Senior Democrats in the United States have urged the Bush administration to be cautious about accusing Iran of fomenting violence in Iraq.
They were speaking after US officials in Iraq said they had evidence that Iran was providing weapons to Shia militias who attacked the US military.
US claims the bombs were smuggled from Iran cannot be independently verified.
Democratic Senator Chris Dodd said the Bush administration had tried to falsify evidence before.
"I'm looking at this report with a degree of scepticism," he said.
"I don't doubt that Iran has been involved to some degree and clearly that's a problem that needs to be addressed, but I'm getting uneasy that they're trying to create a premise, set a premise, for some future, broader military action in Iran.

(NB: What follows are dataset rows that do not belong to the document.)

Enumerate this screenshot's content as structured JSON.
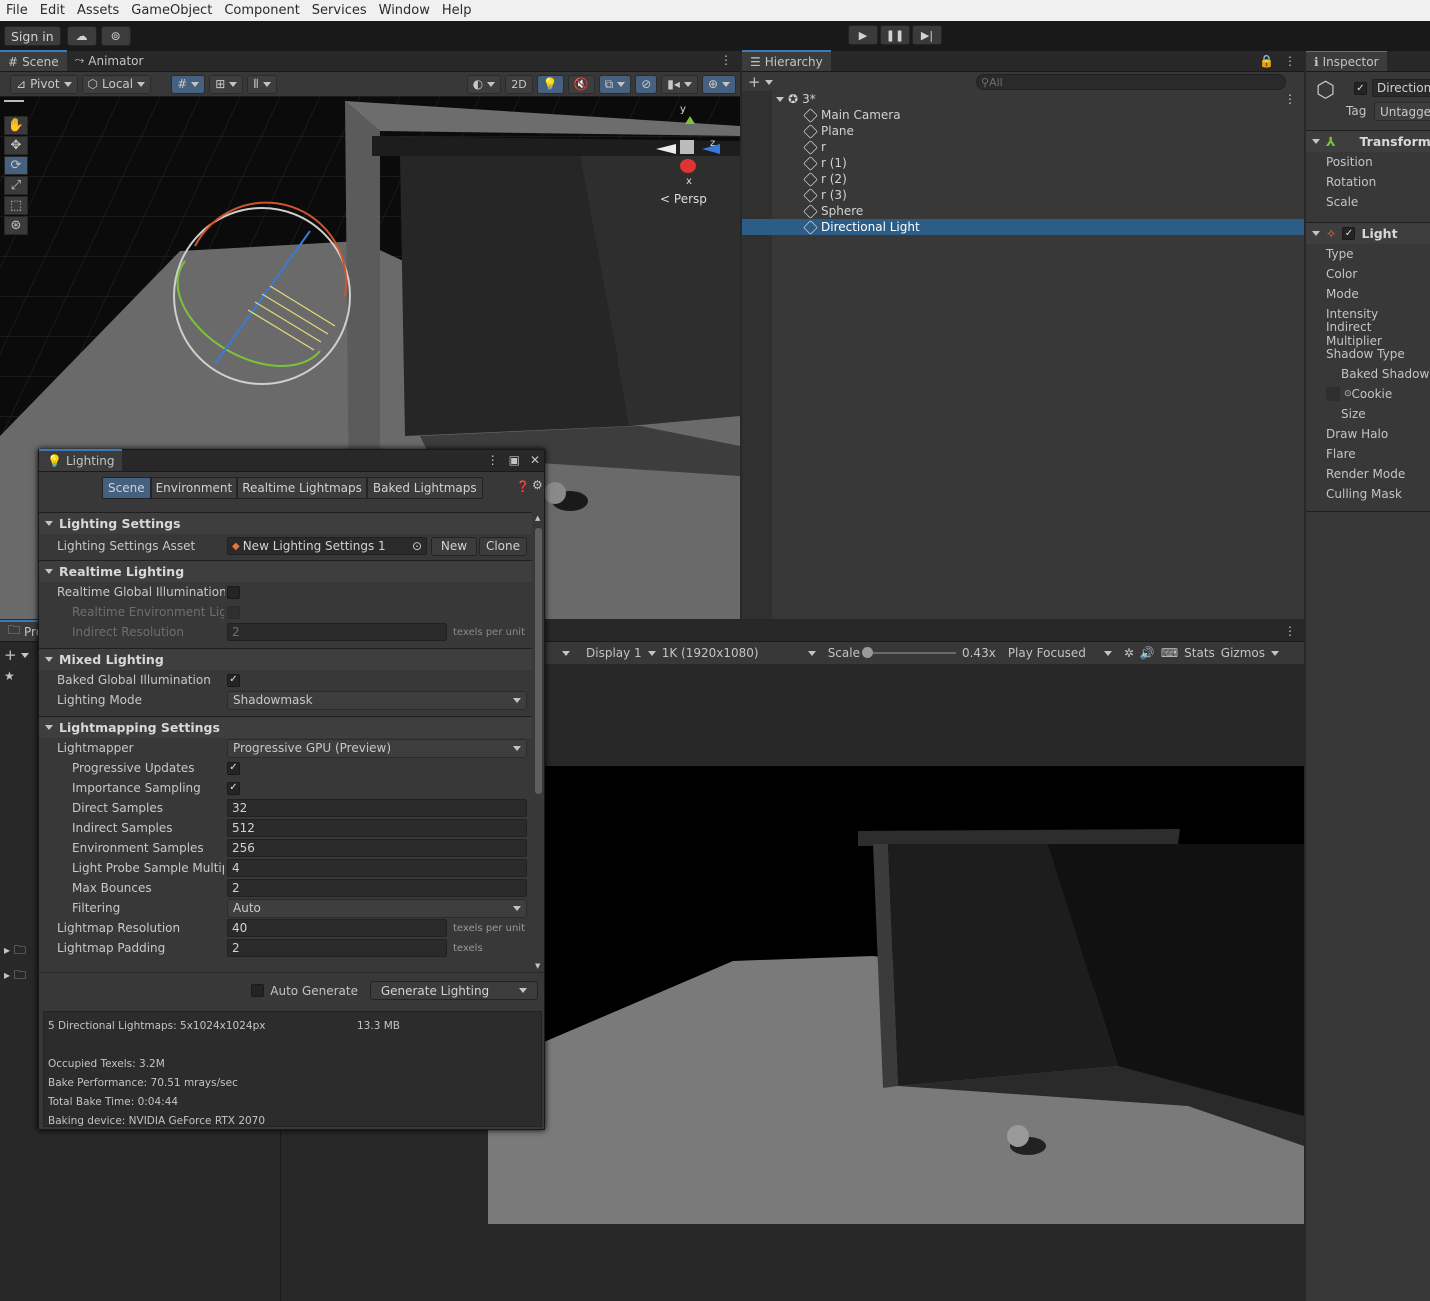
{
  "menu": [
    "File",
    "Edit",
    "Assets",
    "GameObject",
    "Component",
    "Services",
    "Window",
    "Help"
  ],
  "toolbar": {
    "sign_in": "Sign in"
  },
  "scene_tabs": {
    "scene": "Scene",
    "animator": "Animator"
  },
  "scene_toolbar": {
    "pivot": "Pivot",
    "local": "Local",
    "mode_2d": "2D"
  },
  "gizmo": {
    "persp": "Persp",
    "y": "y",
    "x": "x",
    "z": "z"
  },
  "hierarchy": {
    "tab": "Hierarchy",
    "search_placeholder": "All",
    "scene_name": "3*",
    "items": [
      "Main Camera",
      "Plane",
      "r",
      "r (1)",
      "r (2)",
      "r (3)",
      "Sphere",
      "Directional Light"
    ],
    "selected": "Directional Light"
  },
  "inspector": {
    "tab": "Inspector",
    "object_name": "Direction",
    "tag_label": "Tag",
    "tag_value": "Untagged",
    "transform": {
      "title": "Transform",
      "rows": [
        "Position",
        "Rotation",
        "Scale"
      ]
    },
    "light": {
      "title": "Light",
      "rows": [
        "Type",
        "Color",
        "Mode",
        "Intensity",
        "Indirect Multiplier",
        "Shadow Type",
        "Baked Shadow",
        "Cookie",
        "Size",
        "Draw Halo",
        "Flare",
        "Render Mode",
        "Culling Mask"
      ]
    }
  },
  "lighting": {
    "title": "Lighting",
    "tabs": [
      "Scene",
      "Environment",
      "Realtime Lightmaps",
      "Baked Lightmaps"
    ],
    "active_tab": "Scene",
    "lighting_settings": {
      "header": "Lighting Settings",
      "asset_label": "Lighting Settings Asset",
      "asset_value": "New Lighting Settings 1",
      "new": "New",
      "clone": "Clone"
    },
    "realtime": {
      "header": "Realtime Lighting",
      "gi": "Realtime Global Illumination",
      "env_light": "Realtime Environment Light",
      "indirect_res": "Indirect Resolution",
      "indirect_res_value": "2",
      "units": "texels per unit"
    },
    "mixed": {
      "header": "Mixed Lighting",
      "baked_gi": "Baked Global Illumination",
      "mode_label": "Lighting Mode",
      "mode_value": "Shadowmask"
    },
    "lightmapping": {
      "header": "Lightmapping Settings",
      "lightmapper_label": "Lightmapper",
      "lightmapper_value": "Progressive GPU (Preview)",
      "progressive_updates": "Progressive Updates",
      "importance_sampling": "Importance Sampling",
      "direct_samples": "Direct Samples",
      "direct_samples_value": "32",
      "indirect_samples": "Indirect Samples",
      "indirect_samples_value": "512",
      "env_samples": "Environment Samples",
      "env_samples_value": "256",
      "probe_mult": "Light Probe Sample Multipl",
      "probe_mult_value": "4",
      "max_bounces": "Max Bounces",
      "max_bounces_value": "2",
      "filtering": "Filtering",
      "filtering_value": "Auto",
      "resolution": "Lightmap Resolution",
      "resolution_value": "40",
      "resolution_units": "texels per unit",
      "padding": "Lightmap Padding",
      "padding_value": "2",
      "padding_units": "texels"
    },
    "auto_generate": "Auto Generate",
    "generate": "Generate Lighting",
    "stats": {
      "lightmaps": "5 Directional Lightmaps: 5x1024x1024px",
      "size": "13.3 MB",
      "texels": "Occupied Texels: 3.2M",
      "performance": "Bake Performance: 70.51 mrays/sec",
      "time": "Total Bake Time: 0:04:44",
      "device": "Baking device: NVIDIA GeForce RTX 2070"
    }
  },
  "project": {
    "tab": "Pro"
  },
  "game_toolbar": {
    "display": "Display 1",
    "resolution": "1K (1920x1080)",
    "scale_label": "Scale",
    "scale_value": "0.43x",
    "play_focused": "Play Focused",
    "stats": "Stats",
    "gizmos": "Gizmos"
  }
}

"I think that would be a huge mistake at this point," said Mr Dodd.
Another senior Democrat, Senator John Kerry, said that people should "listen to those of us in Congress who have said we've got to engage in the region".
The Bush administration denies it is planning to invade Iran but has indicated it is willing to use military force to deal with any Iranian interference inside Iraq, says the BBC's James Westhead in Washington.
Tehran has denied any involvement.
US defence officials told reporters in Baghdad that the bombs were being used to deadly effect, killing more than 170 US troops since June 2004.
The US recently increased troop numbers to counteract the violence
The weapons known as "explosively formed penetrators" (EFPs) are capable of destroying an Abrams tank.
The US officials, speaking off camera on condition of anonymity, said EFPs had also injured more than 620 US personnel since June 2004.
They said US intelligence analysts believed the bombs were manufactured in Iran and secretly sent to Iraqi Shia militants on the orders of senior officials in Tehran.
"We assess that these activities are coming from the senior levels of the Iranian government," one official said.
He pointed the finger at Iran's elite al-Quds brigade, a unit of the Revolutionary Guards, saying that a senior commander from the brigade had been one of five Iranians seized by US forces in a raid in the Iraqi town of Irbil in January.
'Flushing the evidence'
The defence official said that when the men were captured they had been tying to flush documents down a toilet and that one of them had been contaminated with explosives residue.
They had also reportedly shaved their heads to alter their appearance - bags of their hair were found during the raid.
Tehran has denied that the captured Iranians are members of the brigade, which Iran does not officially recognise, but which observers say reports directly to Ayatollah Ali Khamanei.
The US officials also referred to a raid in Iraq in December in which the security forces said they found inventory sheets of weaponry and equipment that had been brought into Iraq.
Police have frequently been the targets of attacks in Iraq
The US officials said that as well as bomb-making technology Iran was supplying Shia groups in Iraq with money and military training.
The BBC's Jane Peel attended the briefing in Baghdad, at which all cameras and recording devices were banned.
Examples of the allegedly smuggled weapons were put on display, including EFPs, mortar shells and rocket propelled grenades which the US claims can be traced to Iran.
"The weapons had characteristics unique to being manufactured in Iran... Iran is the only country in the region that produces these weapons," an official said.